Work to complete: Please restate each entry that appears below word for word, without its pictures.

————

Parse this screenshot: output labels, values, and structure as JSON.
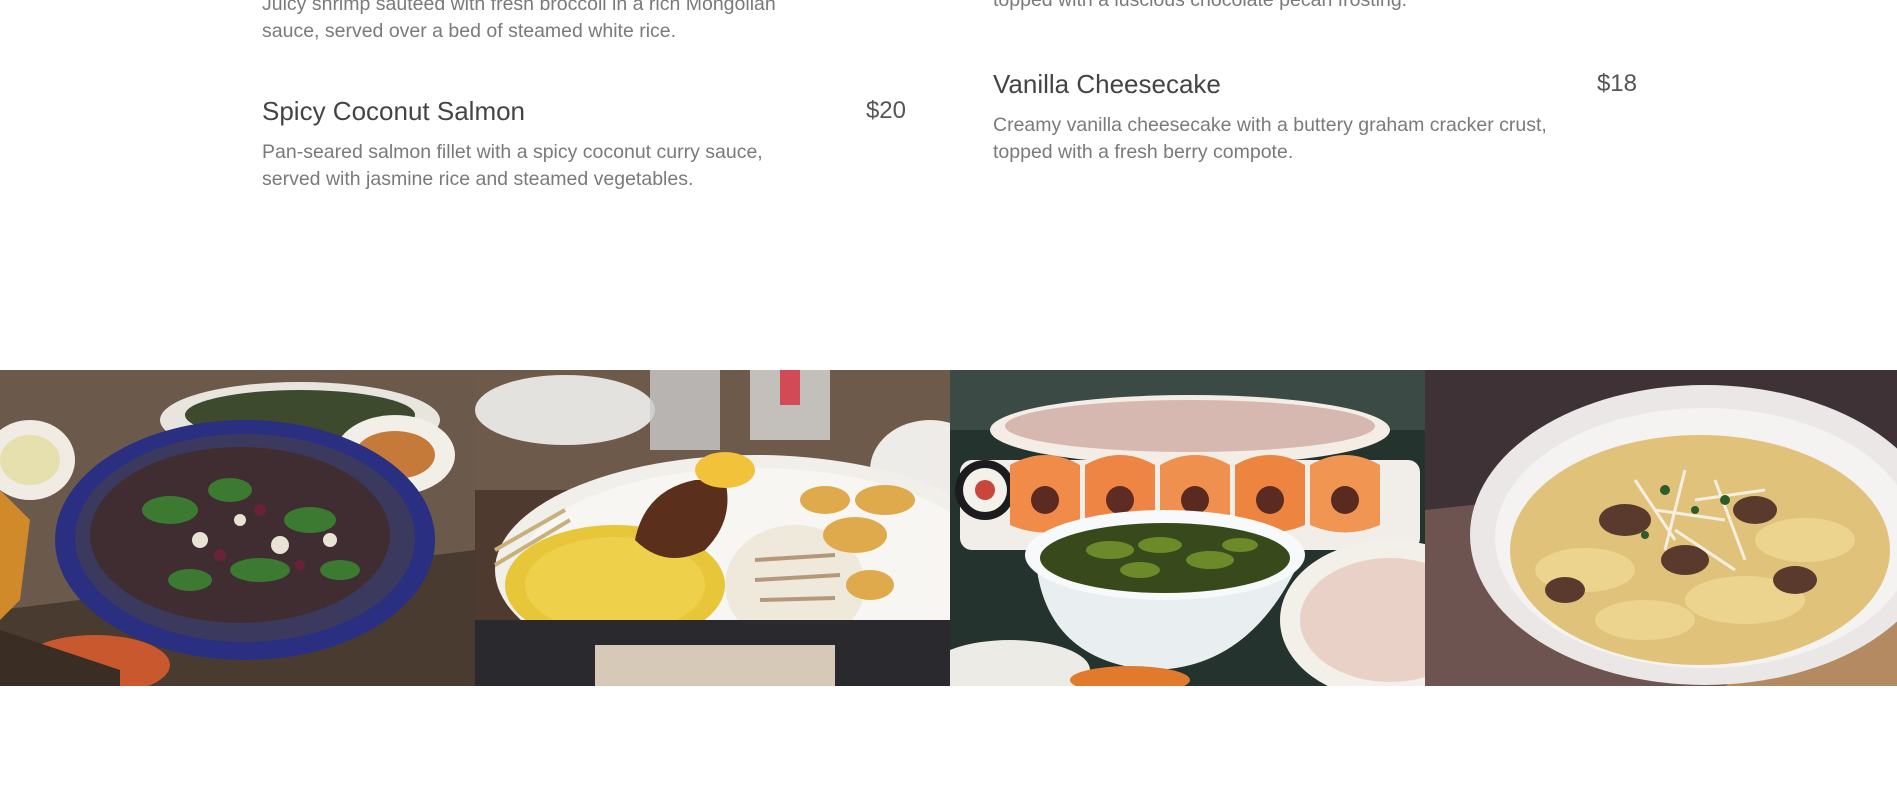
{
  "menu": {
    "left_column": {
      "partial_desc": "Juicy shrimp sautéed with fresh broccoli in a rich Mongolian sauce, served over a bed of steamed white rice.",
      "items": [
        {
          "title": "Spicy Coconut Salmon",
          "price": "$20",
          "description": "Pan-seared salmon fillet with a spicy coconut curry sauce, served with jasmine rice and steamed vegetables."
        }
      ]
    },
    "right_column": {
      "partial_desc": "topped with a luscious chocolate pecan frosting.",
      "items": [
        {
          "title": "Vanilla Cheesecake",
          "price": "$18",
          "description": "Creamy vanilla cheesecake with a buttery graham cracker crust, topped with a fresh berry compote."
        }
      ]
    }
  },
  "gallery": {
    "photos": [
      {
        "subject": "salad bowl with greens, beets and cheese"
      },
      {
        "subject": "grilled squid with saffron rice and potatoes"
      },
      {
        "subject": "salmon sushi rolls with edamame bowl"
      },
      {
        "subject": "pasta with beef and shaved parmesan"
      }
    ]
  }
}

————

Written answer:
Parse this screenshot: output labels, values, and structure as JSON.
{
  "menu": {
    "left_column": {
      "partial_desc": "Juicy shrimp sautéed with fresh broccoli in a rich Mongolian sauce, served over a bed of steamed white rice.",
      "items": [
        {
          "title": "Spicy Coconut Salmon",
          "price": "$20",
          "description": "Pan-seared salmon fillet with a spicy coconut curry sauce, served with jasmine rice and steamed vegetables."
        }
      ]
    },
    "right_column": {
      "partial_desc": "topped with a luscious chocolate pecan frosting.",
      "items": [
        {
          "title": "Vanilla Cheesecake",
          "price": "$18",
          "description": "Creamy vanilla cheesecake with a buttery graham cracker crust, topped with a fresh berry compote."
        }
      ]
    }
  },
  "gallery": {
    "photos": [
      {
        "subject": "salad bowl with greens, beets and cheese"
      },
      {
        "subject": "grilled squid with saffron rice and potatoes"
      },
      {
        "subject": "salmon sushi rolls with edamame bowl"
      },
      {
        "subject": "pasta with beef and shaved parmesan"
      }
    ]
  }
}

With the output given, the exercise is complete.